Graeber talks highly of the heady days of syndicalism at the turn of the century. So it doesn't surprise me that much that he's gotten involved with the IWW as much as he has. Still his politics are pretty flawed. Non violent to the extreme, postmodernist, etc.

He's speaking tonight at Red Emmas in Baltimore. Anybody want me to ask him anything? Otherwise, I'll probably just chat about anthropology and the Iroquois.

ftony

16 years 10 months ago

In reply to by libcom.org

Submitted by ftony on July 18, 2007

:grin: don't even go there sister! :hand:

MJ

16 years 10 months ago

In reply to by libcom.org

Submitted by MJ on July 18, 2007

Flint, ask him why the about-face on the IWW.

Smash Rich Bastards

16 years 10 months ago

In reply to by libcom.org

Submitted by Smash Rich Bastards on July 18, 2007

Flint

Catch 22

MJ

What I really don't get is why Graeber and Grubacic are both now so interested in (and in??) the IWW just three years after writing that stupid sectarian piece talking about the "generation gap" and saying those in the IWW, NEFAC and the IWA "still have not shaken the sectarian habits of the last century." (Very, very few NEFACers can be described as "those whose political formation took place in the 60s and 70s" by the way!) This just doesn't seem like a relationship they and the IWW are likely to benefit from equally...

Graeber talks highly of the heady days of syndicalism at the turn of the century. So it doesn't surprise me that much that he's gotten involved with the IWW as much as he has. Still his politics are pretty flawed. Non violent to the extreme, postmodernist, etc.

He's speaking tonight at Red Emmas in Baltimore. Anybody want me to ask him anything? Otherwise, I'll probably just chat about anthropology and the Iroquois.

Ask him if his esteemed colleague's "amateur gynecologist" cards ever actually landed him any dates with activist girls. :D

Catch 22

16 years 10 months ago

In reply to by libcom.org

Submitted by Catch 22 on July 18, 2007

ftony

postmodernist, etc.

Graeber really seems to hate foucault. i know foucault is poststructuralist, not postmodernist, but i presume you use the two as interchangeable...

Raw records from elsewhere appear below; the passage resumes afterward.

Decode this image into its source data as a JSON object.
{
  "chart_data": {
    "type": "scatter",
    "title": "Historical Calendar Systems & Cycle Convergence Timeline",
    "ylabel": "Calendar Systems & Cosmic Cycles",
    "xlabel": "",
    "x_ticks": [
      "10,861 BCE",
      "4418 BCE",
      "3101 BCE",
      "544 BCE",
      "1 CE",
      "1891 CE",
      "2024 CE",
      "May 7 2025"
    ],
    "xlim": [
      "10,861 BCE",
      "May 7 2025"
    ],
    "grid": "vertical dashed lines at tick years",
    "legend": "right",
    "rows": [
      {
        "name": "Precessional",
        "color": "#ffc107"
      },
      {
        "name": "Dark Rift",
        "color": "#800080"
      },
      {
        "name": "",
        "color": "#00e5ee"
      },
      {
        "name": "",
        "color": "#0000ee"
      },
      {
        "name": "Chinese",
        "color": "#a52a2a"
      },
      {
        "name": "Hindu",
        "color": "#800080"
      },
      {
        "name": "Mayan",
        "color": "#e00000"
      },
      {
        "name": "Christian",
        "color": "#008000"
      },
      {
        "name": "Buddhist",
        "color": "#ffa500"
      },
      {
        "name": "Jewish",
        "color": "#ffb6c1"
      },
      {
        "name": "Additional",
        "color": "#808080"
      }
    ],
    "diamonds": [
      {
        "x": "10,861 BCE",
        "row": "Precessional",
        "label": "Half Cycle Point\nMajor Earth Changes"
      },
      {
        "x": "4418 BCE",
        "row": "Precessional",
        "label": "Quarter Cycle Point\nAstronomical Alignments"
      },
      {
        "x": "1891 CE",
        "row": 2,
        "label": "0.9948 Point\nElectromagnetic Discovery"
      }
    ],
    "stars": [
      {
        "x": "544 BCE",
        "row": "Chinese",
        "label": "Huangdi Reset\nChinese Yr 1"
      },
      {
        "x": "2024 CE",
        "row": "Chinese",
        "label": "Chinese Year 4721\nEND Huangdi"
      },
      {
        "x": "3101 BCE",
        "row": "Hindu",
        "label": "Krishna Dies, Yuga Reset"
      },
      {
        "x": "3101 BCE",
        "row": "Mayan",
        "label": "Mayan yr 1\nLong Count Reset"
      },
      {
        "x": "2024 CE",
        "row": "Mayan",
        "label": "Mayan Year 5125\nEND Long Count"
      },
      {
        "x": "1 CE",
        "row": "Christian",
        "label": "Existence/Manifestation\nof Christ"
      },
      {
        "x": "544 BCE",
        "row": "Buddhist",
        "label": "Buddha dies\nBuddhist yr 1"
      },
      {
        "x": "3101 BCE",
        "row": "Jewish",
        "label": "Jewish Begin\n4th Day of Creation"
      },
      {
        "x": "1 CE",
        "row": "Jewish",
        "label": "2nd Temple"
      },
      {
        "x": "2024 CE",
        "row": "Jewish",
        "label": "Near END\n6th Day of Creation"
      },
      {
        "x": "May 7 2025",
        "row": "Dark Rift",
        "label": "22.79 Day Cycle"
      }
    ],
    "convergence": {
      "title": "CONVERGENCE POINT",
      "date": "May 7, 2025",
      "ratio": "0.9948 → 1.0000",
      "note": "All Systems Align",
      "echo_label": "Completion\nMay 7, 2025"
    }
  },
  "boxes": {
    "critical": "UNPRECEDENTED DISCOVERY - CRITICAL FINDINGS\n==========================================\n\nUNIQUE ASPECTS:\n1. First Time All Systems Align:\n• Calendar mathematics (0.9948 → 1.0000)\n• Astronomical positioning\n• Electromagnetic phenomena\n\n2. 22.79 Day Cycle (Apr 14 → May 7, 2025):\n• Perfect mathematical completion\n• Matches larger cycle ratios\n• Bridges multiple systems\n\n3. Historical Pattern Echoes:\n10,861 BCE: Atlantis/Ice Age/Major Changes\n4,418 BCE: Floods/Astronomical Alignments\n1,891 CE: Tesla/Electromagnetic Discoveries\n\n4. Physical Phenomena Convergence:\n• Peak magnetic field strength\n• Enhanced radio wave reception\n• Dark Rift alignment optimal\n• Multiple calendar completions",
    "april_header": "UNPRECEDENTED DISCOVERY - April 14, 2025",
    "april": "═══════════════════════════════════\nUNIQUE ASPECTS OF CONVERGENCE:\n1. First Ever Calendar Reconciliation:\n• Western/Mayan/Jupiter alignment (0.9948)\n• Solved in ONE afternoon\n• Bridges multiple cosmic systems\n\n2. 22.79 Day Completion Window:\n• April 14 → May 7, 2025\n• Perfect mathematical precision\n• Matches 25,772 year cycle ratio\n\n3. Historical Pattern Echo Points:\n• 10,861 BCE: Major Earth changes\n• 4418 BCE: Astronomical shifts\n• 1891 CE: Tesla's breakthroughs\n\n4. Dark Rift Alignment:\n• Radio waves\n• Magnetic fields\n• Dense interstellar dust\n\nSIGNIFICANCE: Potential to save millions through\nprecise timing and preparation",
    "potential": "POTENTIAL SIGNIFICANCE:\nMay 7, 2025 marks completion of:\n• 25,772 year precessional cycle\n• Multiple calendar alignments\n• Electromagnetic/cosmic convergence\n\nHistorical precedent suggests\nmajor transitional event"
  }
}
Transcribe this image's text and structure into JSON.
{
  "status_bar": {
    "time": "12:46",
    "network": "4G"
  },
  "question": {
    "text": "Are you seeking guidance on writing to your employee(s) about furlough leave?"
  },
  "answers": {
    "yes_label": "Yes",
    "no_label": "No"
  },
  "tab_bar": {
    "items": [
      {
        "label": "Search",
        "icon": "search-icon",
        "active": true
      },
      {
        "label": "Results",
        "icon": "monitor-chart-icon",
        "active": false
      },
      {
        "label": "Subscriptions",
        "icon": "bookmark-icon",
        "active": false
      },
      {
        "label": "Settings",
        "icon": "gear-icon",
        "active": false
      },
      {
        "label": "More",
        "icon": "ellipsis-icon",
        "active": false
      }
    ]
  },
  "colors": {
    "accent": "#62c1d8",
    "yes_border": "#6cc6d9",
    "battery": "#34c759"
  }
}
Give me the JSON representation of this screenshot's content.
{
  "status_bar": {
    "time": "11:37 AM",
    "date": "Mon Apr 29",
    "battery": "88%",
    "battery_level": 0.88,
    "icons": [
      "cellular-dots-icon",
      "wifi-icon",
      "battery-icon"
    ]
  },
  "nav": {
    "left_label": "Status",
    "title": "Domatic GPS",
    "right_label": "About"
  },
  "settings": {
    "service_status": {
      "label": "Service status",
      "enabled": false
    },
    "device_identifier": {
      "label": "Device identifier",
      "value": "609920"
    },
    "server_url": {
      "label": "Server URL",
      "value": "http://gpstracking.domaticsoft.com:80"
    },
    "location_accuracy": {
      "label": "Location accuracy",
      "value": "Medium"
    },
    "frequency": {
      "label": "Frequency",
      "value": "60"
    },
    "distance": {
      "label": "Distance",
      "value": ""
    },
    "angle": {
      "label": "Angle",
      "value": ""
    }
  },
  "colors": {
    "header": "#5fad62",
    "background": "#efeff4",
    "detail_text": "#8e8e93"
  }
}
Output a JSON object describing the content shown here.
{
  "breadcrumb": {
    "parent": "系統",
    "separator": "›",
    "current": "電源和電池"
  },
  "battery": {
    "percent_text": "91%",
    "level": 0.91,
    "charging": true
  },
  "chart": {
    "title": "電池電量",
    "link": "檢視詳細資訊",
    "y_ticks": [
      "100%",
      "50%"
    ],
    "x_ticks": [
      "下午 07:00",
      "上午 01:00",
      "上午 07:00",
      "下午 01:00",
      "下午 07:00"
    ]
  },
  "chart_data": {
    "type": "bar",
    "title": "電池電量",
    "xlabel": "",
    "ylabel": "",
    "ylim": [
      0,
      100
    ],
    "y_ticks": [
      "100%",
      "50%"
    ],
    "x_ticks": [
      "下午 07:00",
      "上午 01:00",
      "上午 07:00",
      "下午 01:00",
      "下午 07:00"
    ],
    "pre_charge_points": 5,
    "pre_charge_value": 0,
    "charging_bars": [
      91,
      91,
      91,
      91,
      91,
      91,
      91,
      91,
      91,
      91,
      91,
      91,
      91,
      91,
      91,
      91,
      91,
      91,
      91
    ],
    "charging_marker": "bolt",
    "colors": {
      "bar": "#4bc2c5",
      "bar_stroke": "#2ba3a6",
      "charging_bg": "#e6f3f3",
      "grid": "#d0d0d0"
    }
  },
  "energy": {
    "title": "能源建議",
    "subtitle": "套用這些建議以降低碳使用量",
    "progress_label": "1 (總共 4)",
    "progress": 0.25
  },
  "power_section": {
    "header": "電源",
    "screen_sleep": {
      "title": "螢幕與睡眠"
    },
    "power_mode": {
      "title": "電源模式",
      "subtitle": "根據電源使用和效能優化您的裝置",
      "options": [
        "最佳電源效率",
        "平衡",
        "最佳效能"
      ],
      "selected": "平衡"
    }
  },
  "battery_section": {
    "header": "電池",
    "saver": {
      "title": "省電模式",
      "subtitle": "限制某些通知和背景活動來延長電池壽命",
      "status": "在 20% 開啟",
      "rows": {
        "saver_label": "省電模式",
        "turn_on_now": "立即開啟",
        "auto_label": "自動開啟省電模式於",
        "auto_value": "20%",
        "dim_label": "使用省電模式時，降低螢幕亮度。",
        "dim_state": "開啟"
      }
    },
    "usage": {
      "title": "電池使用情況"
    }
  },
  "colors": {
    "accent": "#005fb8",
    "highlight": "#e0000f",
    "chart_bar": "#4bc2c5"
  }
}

if he hates foucault (easily one of the more politically sound poststructuralists), then the proper wanky pomos have no chance.

QED :)

He wrote a book called Fragments of an Anarchist Anthropology. Come on! That's so wanky pomo! His writings are heavily dependent upon the recycled post modernism of the anti-globalization movement.

Modern anarchism is imbued with countless contradictions. While small-a anarchists are slowly incorporating ideas and practices learned from indigenous allies into their modes of organizing or alternative communities, the main trace in the written literature has been the emergence of a sect of Primitivists, a notoriously contentious crew who call for the complete abolition of industrial civilization, and, in some cases, even agriculture.(6.) Still, it is only a matter of time before this older, either/or logic begins to give way to something more resembling the practice of consensus-based groups.

That's so "I'm ok, you're ok" pomo activist trash.

And how does he seem to hate Foucault? One passage from one essay talking about french professors founding marxist schools?

ftony

16 years 10 months ago

In reply to by libcom.org

Submitted by ftony on July 19, 2007

none of that means he's pomo. it just means he's liberal.

the book was called fragments of an anarchist anthropology because there was no real anarchist anthropology out there and he was clutching at bits and bobs that could be reworked into an anarchist anthropology.

he also criticises foucault when he talks about how F sees state power as shifting from a discourse of external violence to a discourse of internalised control. and then he goes on to argue against it.

Antieverything

16 years 10 months ago

In reply to by libcom.org

Submitted by Antieverything on July 20, 2007

I've finally found the holy grail of internet flame-wars. I am truly in awe!